SWAK educates autistic children free of cost


DHAKA, April 18, 2017 (BSS)-Rahela Begum (not her real name) got married with Bangladeshi expatriate in Kuwait Nezam Uddin in 1996 when she was only 17. Just after one year of their marriage, Rahela became the mother of a baby boy. After passage of one and a half years, the parents of the boy plunged into abyss of anxieties when they realized
that their child was not normal. Ironically Rahela has been gripped with a daunting task of curing his beloved son.

She communicated with a doctor and the doctor informed her that her baby is autistic. The doctor advised her how to deal with this baby.

Rahela also communicated with a few other mothers whose babies were suffering from autism. Finally they decided to open a school for their children as well as others who are also autistic.

Rahela and other devoted parents opened the school ‘Society of the welfare of Autistic Children’ (SWAK) in 2000. The aim of SWAC is educating and training individuals with autism to develop to their fullest potentials and improve the quality of their live.

Principal of the school Sabina Hossain said the special children are given study on the basis of their age at the school. The children also are given vocational training so that they become self-employed in future.

She said, “Now we have 117 special children and 51 teachers. Among the students, 16 are from underprivileged families. They are studying here free of cost.”

Urging family members who have a special child, Sabina said autism is not a curse. It’s a neurological problem.

They would be an asset for society if they got proper care and facilities, she said, adding the country could not move forward ignoring the children suffering from autism.

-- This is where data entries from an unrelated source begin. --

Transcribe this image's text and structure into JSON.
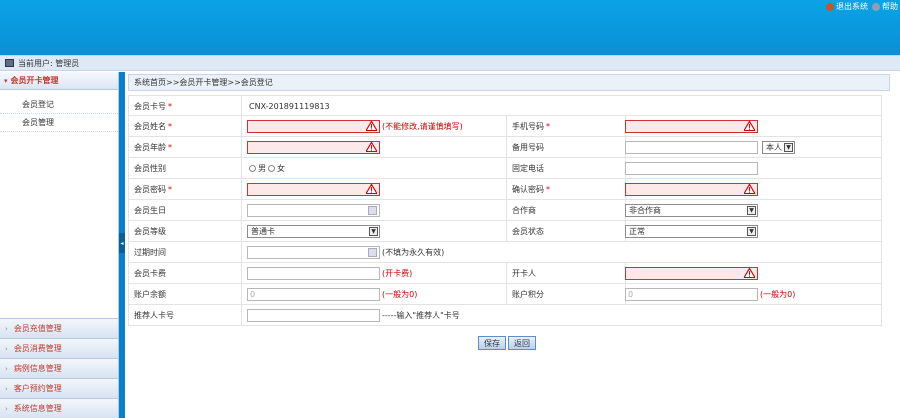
{
  "header": {
    "logout_label": "退出系统",
    "help_label": "帮助",
    "logout_icon_color": "#c0562a",
    "help_icon_color": "#8a9fb8",
    "bg_color": "#0a9ad9"
  },
  "userbar": {
    "current_user_label": "当前用户: 管理员"
  },
  "sidebar": {
    "active_group": "会员开卡管理",
    "active_items": [
      "会员登记",
      "会员管理"
    ],
    "groups": [
      "会员充值管理",
      "会员消费管理",
      "病例信息管理",
      "客户预约管理",
      "系统信息管理"
    ]
  },
  "breadcrumb": "系统首页>>会员开卡管理>>会员登记",
  "form": {
    "card_no_label": "会员卡号",
    "card_no_value": "CNX-201891119813",
    "name_label": "会员姓名",
    "name_hint": "(不能修改,请谨慎填写)",
    "phone_label": "手机号码",
    "age_label": "会员年龄",
    "backup_label": "备用号码",
    "backup_owner": "本人",
    "gender_label": "会员性别",
    "gender_male": "男",
    "gender_female": "女",
    "landline_label": "固定电话",
    "password_label": "会员密码",
    "confirm_label": "确认密码",
    "birthday_label": "会员生日",
    "partner_label": "合作商",
    "partner_value": "非合作商",
    "level_label": "会员等级",
    "level_value": "普通卡",
    "status_label": "会员状态",
    "status_value": "正常",
    "expire_label": "过期时间",
    "expire_hint": "(不填为永久有效)",
    "fee_label": "会员卡费",
    "fee_hint": "(开卡费)",
    "opener_label": "开卡人",
    "balance_label": "账户余额",
    "balance_value": "0",
    "balance_hint": "(一般为0)",
    "points_label": "账户积分",
    "points_value": "0",
    "points_hint": "(一般为0)",
    "referrer_label": "推荐人卡号",
    "referrer_hint": "-----输入\"推荐人\"卡号",
    "required_mark": "*"
  },
  "buttons": {
    "save": "保存",
    "back": "返回"
  }
}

She also urged the rich men to extend their cooperation to build such organizations for the special children.

The government is also taking different programmes for the autistic children, she said, adding, “We should extend our cooperation to the government.”

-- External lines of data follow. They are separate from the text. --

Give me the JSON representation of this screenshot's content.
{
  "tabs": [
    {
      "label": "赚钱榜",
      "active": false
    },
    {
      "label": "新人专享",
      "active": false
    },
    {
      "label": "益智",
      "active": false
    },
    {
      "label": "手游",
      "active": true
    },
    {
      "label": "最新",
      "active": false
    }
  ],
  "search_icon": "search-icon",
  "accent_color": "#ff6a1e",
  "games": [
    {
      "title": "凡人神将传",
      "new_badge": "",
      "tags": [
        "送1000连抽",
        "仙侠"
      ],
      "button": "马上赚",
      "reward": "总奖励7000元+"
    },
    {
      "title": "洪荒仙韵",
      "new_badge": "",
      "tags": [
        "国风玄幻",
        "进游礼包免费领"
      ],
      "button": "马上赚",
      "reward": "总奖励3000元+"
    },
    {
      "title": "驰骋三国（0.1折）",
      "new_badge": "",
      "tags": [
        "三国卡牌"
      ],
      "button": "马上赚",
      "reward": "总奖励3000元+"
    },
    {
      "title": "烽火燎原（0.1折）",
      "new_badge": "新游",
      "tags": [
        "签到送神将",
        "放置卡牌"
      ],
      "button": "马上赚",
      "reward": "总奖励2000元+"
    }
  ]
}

Head of Centre for Neuro Development and Autism in Children of Bangabandhu Sheikh Mujib Medical University Dr Shaheena Akther said autism is a neurological problem. The three main areas affected by the disorder are speech or communication, social skills, and behaviour, she added.

Individuals with autism do not necessarily look obviously different from others, but may be impaired in their speech, behaviour, learning, and the way they perceive the world around them, she said.

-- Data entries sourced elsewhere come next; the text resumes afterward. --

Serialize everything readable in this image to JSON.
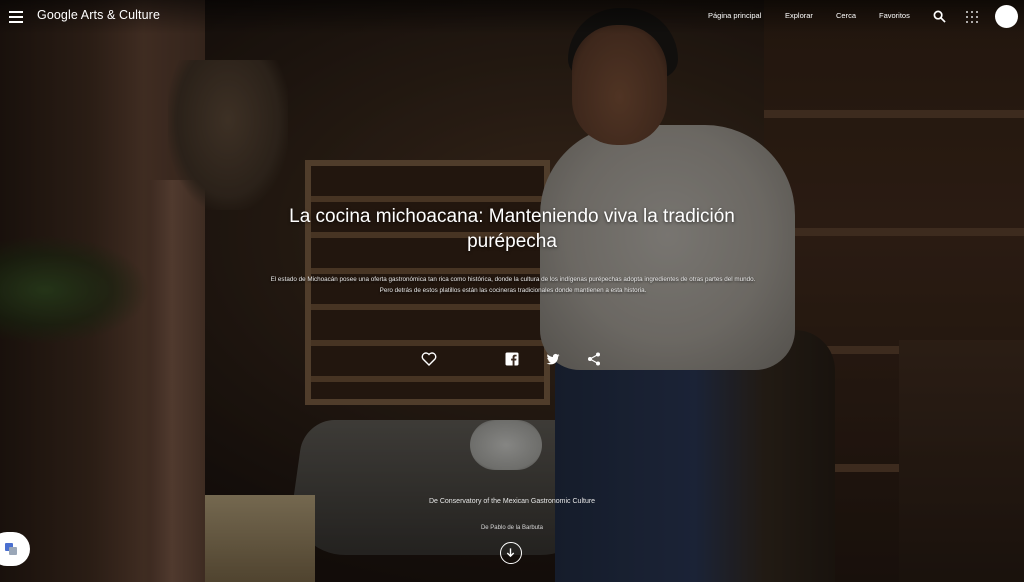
{
  "header": {
    "logo": "Google Arts & Culture",
    "nav": {
      "home": "Página principal",
      "explore": "Explorar",
      "nearby": "Cerca",
      "favorites": "Favoritos"
    }
  },
  "story": {
    "title": "La cocina michoacana: Manteniendo viva la tradición purépecha",
    "description": "El estado de Michoacán posee una oferta gastronómica tan rica como histórica, donde la cultura de los indígenas purépechas adopta ingredientes de otras partes del mundo. Pero detrás de estos platillos están las cocineras tradicionales donde mantienen a esta historia.",
    "credit_org": "De Conservatory of the Mexican Gastronomic Culture",
    "credit_by": "De Pablo de la Barbuta"
  },
  "icons": {
    "menu": "menu-icon",
    "search": "search-icon",
    "apps": "apps-grid-icon",
    "favorite": "heart-icon",
    "facebook": "facebook-icon",
    "twitter": "twitter-icon",
    "share": "share-icon",
    "scroll": "arrow-down-icon",
    "translate": "translate-icon"
  }
}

Dr Shaheena said the symptoms appear before the age of 3 years, but in many cases diagnosis of such children is conducted after three years. Almost all parents come across the symptoms within the first two years of their children.

A child with autism may appear unaware of his surroundings, Shaheena said, adding he may also fail to respond to the sights and sounds of a social world. Often, with limited speech and language skills, the children follow a different development pattern compared to other children in the same age group. He/she has difficulty in
playing with other children and making friends.

Dr Shaheena urged the family members who have a special child to be more attentive to their child.